She felt calm and content. She did not have the vocabulary to worry. I did. Now if only there was a way to harmlessly and temporarily induce aphasia! As heady as it is, anxiety also quite physical. All chronically stressed mammals have too many glucocorticoids — stress hormones — floating around. Of course, as already discussed, this probably has many adverse effects, and constitutes a medical hazard, including a risk of more pain.

Anxiety can be a recent and sometimes surprisingly subtle development in life, at odds with a much older self-image. Because of the stigma against anxiety, most of us try to hide it. Psychosomatic disorders are physical symptoms that mask emotional distress. The very nature of the physical presentation of the symptoms hides the distress at its root, so it is natural that those affected will automatically seek a medical disease to explain their suffering.

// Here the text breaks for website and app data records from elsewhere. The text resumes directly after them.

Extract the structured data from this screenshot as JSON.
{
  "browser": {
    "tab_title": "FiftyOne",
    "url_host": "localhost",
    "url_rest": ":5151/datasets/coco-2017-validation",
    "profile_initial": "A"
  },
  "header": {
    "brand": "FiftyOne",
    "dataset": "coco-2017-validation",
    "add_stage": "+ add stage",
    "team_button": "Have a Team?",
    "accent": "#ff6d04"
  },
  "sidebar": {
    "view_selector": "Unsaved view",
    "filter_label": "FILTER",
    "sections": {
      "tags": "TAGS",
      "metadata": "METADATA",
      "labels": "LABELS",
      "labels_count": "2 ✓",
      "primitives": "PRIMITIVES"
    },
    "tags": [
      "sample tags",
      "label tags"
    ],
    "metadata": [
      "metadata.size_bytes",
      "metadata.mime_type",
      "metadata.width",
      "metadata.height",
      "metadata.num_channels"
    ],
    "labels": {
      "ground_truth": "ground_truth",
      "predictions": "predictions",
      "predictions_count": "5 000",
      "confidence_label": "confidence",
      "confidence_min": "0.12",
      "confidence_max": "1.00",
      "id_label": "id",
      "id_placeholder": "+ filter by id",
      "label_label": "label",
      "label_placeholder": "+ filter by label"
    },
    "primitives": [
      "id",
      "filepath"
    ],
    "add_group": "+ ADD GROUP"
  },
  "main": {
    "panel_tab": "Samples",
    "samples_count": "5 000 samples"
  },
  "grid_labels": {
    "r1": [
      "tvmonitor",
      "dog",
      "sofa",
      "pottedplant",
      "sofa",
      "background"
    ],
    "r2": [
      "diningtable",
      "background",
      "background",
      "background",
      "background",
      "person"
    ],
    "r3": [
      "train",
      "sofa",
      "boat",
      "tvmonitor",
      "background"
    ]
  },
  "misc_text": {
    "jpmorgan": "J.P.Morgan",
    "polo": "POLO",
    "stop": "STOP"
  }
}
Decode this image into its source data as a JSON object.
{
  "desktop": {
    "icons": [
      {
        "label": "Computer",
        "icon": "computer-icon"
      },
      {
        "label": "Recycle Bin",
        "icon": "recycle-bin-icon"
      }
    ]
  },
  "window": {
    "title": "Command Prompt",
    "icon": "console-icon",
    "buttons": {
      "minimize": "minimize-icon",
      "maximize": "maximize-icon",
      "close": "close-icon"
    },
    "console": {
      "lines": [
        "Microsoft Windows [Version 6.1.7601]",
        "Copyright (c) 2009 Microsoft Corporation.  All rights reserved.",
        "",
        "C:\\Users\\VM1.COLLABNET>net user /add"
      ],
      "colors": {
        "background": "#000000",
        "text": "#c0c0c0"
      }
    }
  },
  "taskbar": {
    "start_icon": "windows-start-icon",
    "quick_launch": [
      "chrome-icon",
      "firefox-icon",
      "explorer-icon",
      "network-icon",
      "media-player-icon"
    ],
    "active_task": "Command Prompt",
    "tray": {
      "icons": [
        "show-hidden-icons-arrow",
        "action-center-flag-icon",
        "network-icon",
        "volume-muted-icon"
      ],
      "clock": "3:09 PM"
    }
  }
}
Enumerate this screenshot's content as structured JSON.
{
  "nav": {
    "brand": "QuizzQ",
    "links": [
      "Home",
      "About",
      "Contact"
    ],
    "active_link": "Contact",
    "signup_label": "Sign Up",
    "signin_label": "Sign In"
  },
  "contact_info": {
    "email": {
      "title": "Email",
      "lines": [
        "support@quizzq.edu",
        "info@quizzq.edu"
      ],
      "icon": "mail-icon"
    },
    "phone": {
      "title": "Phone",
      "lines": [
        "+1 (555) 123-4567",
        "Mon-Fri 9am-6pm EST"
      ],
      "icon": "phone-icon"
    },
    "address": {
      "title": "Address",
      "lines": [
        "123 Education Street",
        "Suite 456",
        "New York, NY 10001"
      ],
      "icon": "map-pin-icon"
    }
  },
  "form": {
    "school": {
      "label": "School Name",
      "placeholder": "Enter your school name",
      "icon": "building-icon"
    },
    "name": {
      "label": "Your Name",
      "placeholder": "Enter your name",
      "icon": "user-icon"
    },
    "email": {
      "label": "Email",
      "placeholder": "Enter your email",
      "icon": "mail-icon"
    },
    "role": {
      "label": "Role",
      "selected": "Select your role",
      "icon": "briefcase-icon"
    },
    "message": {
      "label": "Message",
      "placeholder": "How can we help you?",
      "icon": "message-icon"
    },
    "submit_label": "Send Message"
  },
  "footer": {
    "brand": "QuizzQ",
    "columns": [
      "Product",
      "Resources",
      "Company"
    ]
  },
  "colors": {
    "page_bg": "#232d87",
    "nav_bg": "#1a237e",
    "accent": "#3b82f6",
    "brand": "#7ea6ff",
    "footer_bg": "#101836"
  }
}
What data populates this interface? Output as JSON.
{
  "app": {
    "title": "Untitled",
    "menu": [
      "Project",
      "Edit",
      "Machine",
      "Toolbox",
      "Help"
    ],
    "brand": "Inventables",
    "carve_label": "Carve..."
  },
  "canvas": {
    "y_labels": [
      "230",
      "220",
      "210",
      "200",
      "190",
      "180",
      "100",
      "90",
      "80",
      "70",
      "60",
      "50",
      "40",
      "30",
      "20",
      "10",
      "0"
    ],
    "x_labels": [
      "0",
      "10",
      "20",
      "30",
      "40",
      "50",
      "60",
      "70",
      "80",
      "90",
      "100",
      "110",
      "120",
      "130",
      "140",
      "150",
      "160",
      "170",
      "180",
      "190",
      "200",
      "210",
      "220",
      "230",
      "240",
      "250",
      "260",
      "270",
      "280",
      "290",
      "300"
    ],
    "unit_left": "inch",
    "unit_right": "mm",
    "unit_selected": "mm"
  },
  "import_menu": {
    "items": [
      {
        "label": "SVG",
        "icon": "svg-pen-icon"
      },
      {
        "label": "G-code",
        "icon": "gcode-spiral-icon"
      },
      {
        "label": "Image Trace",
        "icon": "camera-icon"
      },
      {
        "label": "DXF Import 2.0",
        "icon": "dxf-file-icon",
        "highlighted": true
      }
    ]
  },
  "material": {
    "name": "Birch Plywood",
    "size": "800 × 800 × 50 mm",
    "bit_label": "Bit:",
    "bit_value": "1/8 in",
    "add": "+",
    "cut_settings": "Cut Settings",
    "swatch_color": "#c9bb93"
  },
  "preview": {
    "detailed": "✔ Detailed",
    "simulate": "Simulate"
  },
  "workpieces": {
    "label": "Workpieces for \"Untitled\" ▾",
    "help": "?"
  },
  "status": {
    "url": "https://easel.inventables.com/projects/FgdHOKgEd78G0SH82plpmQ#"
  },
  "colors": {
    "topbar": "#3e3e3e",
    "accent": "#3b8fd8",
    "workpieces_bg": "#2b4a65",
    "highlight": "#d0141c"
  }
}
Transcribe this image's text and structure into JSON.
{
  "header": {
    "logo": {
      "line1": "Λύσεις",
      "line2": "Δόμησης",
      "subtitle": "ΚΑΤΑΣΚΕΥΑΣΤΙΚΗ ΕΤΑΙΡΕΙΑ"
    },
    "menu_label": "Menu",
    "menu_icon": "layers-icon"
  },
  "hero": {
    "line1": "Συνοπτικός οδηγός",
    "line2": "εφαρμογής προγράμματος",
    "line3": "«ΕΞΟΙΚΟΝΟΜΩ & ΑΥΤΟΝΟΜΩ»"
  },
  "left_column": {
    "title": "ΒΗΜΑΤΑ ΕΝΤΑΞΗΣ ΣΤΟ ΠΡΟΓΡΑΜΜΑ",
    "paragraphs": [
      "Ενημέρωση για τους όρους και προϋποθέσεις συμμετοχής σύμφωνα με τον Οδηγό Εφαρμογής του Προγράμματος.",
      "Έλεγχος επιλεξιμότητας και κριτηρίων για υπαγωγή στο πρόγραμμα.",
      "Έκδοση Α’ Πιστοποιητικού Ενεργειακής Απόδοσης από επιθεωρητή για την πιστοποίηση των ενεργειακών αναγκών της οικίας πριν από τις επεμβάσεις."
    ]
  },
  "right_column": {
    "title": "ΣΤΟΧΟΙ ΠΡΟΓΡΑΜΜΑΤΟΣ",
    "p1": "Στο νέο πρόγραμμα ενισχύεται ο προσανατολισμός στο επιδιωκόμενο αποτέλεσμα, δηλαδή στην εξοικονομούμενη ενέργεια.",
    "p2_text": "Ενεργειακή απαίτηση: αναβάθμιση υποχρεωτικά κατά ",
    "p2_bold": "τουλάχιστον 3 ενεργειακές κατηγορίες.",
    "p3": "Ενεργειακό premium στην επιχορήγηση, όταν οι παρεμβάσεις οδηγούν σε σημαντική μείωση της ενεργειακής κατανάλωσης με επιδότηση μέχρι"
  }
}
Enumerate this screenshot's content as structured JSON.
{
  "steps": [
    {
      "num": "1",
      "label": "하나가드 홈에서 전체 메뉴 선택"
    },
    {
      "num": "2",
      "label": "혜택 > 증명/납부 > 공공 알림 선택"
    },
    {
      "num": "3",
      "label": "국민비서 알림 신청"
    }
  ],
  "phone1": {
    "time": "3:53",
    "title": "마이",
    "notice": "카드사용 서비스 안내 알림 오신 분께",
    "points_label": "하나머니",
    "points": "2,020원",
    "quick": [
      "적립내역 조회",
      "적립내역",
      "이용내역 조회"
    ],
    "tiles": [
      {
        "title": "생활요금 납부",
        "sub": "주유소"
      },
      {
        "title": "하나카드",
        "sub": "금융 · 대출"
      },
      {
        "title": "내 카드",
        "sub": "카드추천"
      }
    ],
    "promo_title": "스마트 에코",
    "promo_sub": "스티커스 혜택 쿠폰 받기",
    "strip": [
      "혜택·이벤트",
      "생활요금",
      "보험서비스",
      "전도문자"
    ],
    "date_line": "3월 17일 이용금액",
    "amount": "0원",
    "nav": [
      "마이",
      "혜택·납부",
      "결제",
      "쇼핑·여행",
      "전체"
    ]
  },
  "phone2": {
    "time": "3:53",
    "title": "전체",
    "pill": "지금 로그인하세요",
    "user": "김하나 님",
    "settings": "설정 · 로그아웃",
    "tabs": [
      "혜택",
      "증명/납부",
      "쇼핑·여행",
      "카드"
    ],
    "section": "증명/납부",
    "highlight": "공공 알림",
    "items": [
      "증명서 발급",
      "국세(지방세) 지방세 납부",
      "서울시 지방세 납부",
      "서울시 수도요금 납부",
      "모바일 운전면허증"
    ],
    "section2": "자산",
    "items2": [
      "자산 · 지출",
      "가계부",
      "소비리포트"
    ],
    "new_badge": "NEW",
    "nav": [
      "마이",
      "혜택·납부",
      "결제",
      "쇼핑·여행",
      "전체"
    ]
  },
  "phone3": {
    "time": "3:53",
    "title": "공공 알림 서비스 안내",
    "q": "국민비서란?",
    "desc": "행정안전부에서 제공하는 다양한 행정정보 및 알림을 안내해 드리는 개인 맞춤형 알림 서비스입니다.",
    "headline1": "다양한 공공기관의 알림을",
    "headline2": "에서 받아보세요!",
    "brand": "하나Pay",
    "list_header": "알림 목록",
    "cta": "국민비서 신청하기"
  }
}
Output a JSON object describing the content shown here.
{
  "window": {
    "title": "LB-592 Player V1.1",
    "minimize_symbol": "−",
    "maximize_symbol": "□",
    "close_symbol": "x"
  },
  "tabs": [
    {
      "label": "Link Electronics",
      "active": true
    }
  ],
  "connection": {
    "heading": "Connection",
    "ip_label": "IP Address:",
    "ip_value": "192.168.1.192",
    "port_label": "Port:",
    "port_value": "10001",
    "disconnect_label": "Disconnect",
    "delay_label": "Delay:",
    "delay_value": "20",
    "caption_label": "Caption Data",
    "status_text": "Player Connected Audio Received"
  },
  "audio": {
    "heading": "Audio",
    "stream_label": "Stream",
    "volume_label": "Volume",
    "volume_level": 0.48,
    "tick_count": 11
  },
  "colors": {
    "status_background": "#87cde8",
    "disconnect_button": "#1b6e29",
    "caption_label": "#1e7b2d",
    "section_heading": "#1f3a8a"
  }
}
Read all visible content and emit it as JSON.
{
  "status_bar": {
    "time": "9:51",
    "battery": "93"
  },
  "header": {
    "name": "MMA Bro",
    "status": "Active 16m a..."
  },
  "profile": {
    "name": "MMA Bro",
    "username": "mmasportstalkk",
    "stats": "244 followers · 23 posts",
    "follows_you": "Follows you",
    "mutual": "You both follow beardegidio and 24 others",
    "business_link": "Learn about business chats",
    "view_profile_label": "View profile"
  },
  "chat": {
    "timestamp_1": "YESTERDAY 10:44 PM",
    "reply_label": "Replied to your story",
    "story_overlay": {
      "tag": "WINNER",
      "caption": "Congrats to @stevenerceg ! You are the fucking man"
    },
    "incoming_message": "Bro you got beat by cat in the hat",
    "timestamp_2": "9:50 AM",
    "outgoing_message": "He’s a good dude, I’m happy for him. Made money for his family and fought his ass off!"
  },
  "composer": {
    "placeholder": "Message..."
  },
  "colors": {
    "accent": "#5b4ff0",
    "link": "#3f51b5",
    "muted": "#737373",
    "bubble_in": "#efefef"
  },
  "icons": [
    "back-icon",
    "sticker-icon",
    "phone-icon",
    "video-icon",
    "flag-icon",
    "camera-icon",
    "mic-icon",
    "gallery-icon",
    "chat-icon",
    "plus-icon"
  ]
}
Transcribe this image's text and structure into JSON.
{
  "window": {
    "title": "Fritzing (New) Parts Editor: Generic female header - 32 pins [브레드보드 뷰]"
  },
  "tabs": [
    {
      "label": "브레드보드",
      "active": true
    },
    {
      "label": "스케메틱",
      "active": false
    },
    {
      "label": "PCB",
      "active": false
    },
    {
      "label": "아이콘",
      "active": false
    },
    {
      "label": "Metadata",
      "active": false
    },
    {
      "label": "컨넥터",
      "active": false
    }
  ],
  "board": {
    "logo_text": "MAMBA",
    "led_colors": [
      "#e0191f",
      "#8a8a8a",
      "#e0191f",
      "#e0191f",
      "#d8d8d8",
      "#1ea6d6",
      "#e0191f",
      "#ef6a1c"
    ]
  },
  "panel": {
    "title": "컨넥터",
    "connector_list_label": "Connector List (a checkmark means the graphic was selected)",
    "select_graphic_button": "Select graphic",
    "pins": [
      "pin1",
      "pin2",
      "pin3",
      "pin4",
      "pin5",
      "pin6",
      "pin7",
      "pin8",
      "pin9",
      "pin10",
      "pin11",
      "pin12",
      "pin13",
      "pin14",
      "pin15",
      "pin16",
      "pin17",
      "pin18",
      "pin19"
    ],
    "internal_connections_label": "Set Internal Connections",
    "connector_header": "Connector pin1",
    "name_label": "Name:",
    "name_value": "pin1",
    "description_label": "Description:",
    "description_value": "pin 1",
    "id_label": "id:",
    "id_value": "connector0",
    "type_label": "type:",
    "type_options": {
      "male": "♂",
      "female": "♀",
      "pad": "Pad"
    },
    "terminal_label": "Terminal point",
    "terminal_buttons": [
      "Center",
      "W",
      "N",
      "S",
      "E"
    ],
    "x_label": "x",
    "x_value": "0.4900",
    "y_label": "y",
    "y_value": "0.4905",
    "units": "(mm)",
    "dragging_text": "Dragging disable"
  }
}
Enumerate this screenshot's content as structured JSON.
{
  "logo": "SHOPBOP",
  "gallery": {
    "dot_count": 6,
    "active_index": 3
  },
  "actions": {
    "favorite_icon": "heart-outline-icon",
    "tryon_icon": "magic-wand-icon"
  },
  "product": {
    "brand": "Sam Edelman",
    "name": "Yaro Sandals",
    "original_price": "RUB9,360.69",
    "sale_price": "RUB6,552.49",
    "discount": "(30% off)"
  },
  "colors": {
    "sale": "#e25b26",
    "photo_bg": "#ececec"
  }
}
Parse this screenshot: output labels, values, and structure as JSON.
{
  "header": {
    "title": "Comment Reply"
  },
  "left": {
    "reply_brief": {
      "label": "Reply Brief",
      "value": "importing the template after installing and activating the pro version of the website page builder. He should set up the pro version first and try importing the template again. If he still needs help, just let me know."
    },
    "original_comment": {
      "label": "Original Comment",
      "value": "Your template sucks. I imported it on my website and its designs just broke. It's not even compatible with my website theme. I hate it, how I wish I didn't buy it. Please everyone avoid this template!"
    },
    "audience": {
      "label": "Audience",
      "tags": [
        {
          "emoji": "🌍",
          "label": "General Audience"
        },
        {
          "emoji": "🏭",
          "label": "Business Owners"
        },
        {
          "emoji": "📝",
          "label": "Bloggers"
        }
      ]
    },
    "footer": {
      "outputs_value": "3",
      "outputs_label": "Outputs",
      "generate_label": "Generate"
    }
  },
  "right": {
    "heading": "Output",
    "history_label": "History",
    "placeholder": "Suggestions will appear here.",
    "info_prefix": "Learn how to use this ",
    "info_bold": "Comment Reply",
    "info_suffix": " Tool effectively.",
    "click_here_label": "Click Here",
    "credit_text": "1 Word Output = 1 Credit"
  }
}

And we use muscular tension, stillness, and a lack of breath — like a rabbit freezing to hide from a predator — to try to manage the churning and sinking sensations in the belly that come with worry, to hide them from ourselves and our friends and family. These processes are so physical and habitual that they are difficult or impossible to interrupt by force of will. It is likely that some troubles will befall us; but it is not a present fact. How often has the unexpected happened! How often has the expected never come to pass! And even though it is ordained to be, what does it avail to run out to meet your suffering?